Last February, the County launched its own version of LEAD®. The pilot, which also employs a harm reduction model, is entering its second year. Participants can choose to connect with a caseworker and advance toward self-identified goals, including treatment, employment, mental and physical health needs, and more. If a LEAD® candidate faces a subsequent arrest or fails to complete an evaluation, a Multnomah County District Attorney, Portland Police officer, county Mental Health and Addictions worker, and caseworkers work together to discuss the client’s situation and determine whether he or she should remain in LEAD®.

As of March 2018, 94 people have enrolled. Seventy-two of them are active in LEAD®. Many have also resolved outstanding legal issues, like warrants and citations. Fifty-three people identify as white and 41 as people of color.

Mental Health Diversion

Inspired by LEAD®, the county also launched another pre-booking diversion pilot, Mental Health Diversion. Championed by Multnomah County Sheriff Mike Reese, those who engage in low-level misdemeanor behavior (Disorderly Conduct or Criminal Trespass 2) are eligible to engage in voluntary transport by police to an urgent mental health walk-in clinic. If the individual engages in an intake conversation with a peer, the misdemeanor case will likely not be filed.

The sheriff spearheaded the effort after seeing too many inmates with significant mental health-motivated behavior struggle in jail. The program aims to increase pre-booking diversion opportunities for law enforcement by reaching out to Cascadia Behavioral Healthcare, a local service provider hoping to help individuals avoid unnecessary incarceration.

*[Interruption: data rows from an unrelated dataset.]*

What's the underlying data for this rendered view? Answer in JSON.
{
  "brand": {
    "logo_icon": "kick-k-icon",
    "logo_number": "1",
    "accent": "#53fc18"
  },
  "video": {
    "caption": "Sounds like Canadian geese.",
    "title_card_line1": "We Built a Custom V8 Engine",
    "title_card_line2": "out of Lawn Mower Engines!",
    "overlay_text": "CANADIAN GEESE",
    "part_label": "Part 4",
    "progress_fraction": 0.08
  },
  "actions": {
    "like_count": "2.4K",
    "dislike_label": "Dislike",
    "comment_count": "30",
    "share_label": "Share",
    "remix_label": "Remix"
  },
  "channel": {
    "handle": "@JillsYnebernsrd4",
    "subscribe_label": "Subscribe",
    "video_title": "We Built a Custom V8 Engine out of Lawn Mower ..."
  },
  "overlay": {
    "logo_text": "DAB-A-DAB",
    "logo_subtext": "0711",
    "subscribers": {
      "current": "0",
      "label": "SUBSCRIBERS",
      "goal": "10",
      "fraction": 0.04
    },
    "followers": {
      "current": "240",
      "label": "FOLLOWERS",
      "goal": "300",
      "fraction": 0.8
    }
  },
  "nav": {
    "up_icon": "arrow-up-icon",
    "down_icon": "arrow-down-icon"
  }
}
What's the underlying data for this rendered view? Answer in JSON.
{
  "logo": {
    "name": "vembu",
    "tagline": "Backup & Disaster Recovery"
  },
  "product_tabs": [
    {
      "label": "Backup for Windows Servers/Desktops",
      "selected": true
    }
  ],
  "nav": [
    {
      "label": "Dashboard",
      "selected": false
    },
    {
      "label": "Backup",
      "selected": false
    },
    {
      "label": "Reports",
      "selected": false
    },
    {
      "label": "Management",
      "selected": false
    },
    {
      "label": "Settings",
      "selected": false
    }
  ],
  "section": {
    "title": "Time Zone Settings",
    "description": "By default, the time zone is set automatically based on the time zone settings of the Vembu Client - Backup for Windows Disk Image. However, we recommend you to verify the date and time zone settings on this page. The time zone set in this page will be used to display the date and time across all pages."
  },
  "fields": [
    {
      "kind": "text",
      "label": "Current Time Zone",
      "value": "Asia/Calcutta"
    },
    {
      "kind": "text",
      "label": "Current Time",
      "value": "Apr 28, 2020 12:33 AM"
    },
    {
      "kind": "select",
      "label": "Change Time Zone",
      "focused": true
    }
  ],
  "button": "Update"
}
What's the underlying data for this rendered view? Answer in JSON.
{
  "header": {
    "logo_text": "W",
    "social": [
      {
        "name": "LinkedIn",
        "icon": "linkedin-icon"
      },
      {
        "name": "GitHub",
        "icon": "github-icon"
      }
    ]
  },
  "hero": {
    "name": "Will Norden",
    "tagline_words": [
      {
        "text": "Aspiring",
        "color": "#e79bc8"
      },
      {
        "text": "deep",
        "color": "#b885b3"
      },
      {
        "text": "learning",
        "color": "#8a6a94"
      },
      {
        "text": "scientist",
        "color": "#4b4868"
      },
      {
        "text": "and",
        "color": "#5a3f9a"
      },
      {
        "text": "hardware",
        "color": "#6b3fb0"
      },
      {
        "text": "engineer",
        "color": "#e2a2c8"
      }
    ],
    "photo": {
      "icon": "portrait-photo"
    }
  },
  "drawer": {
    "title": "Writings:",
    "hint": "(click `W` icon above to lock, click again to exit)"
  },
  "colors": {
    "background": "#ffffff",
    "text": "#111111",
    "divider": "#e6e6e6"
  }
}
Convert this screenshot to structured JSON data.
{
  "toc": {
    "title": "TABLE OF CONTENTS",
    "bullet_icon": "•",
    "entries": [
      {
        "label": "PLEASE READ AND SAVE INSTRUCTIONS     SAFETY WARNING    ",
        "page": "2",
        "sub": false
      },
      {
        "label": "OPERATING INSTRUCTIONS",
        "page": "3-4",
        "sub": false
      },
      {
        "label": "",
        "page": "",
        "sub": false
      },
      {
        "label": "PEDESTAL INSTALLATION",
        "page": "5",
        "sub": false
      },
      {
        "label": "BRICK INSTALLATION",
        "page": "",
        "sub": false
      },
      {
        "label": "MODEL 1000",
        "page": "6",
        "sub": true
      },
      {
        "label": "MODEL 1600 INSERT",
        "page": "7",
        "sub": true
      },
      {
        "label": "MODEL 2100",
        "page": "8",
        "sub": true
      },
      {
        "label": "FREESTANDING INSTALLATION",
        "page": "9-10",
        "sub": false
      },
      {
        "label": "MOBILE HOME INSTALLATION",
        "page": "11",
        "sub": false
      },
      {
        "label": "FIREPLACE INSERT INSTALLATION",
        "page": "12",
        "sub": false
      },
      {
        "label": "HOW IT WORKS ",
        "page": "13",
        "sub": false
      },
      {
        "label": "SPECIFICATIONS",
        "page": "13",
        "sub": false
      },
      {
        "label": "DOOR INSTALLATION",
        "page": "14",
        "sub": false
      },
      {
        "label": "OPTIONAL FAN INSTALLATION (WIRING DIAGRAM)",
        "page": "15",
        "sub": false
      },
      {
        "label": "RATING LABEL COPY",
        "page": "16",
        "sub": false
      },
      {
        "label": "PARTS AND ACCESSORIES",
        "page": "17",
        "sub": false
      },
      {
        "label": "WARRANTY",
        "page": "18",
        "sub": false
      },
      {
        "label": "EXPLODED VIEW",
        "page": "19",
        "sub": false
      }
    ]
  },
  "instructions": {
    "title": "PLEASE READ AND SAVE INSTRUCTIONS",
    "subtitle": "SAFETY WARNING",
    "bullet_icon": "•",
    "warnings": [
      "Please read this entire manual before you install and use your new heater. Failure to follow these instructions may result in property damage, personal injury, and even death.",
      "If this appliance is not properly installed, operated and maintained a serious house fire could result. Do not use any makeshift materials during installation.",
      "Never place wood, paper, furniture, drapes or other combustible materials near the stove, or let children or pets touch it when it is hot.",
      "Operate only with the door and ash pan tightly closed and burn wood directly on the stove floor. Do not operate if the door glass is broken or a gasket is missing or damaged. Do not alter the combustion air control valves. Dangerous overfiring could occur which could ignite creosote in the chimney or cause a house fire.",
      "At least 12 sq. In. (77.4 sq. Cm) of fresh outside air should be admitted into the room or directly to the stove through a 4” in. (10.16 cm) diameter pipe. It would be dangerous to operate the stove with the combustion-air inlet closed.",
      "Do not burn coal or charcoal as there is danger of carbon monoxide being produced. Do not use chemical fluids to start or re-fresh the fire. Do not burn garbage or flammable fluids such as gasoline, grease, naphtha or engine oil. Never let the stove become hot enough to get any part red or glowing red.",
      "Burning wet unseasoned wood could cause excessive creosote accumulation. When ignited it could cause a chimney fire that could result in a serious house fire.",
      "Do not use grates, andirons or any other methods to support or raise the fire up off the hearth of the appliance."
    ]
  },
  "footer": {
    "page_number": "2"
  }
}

“The person who is being arrested has to consent to going to Cascadia and the exchange of information,” Sheriff Reese explained in response to concerns about profiling before a County Board meeting last November.

“The District Attorney, when they see that a person has been connected to a mental health provider and that there’s been engagement, will likely dismiss the charges,” he continued. “So the District Attorney’s Office has been a part of this process and has agreed that diversion is the appropriate response to people in crisis, not the criminal justice system.”

Data Guides Decision-Making

Multnomah County justice leaders have embarked on policy and practice changes to mitigate justice involvement on communities of color. Among the changes, the common thread is data and analyses. It not only helps identify where disparities exist, but increases the political will to create policy change.

Whenever safe and appropriate, the County wants community members to be helped in the right non-jail environment.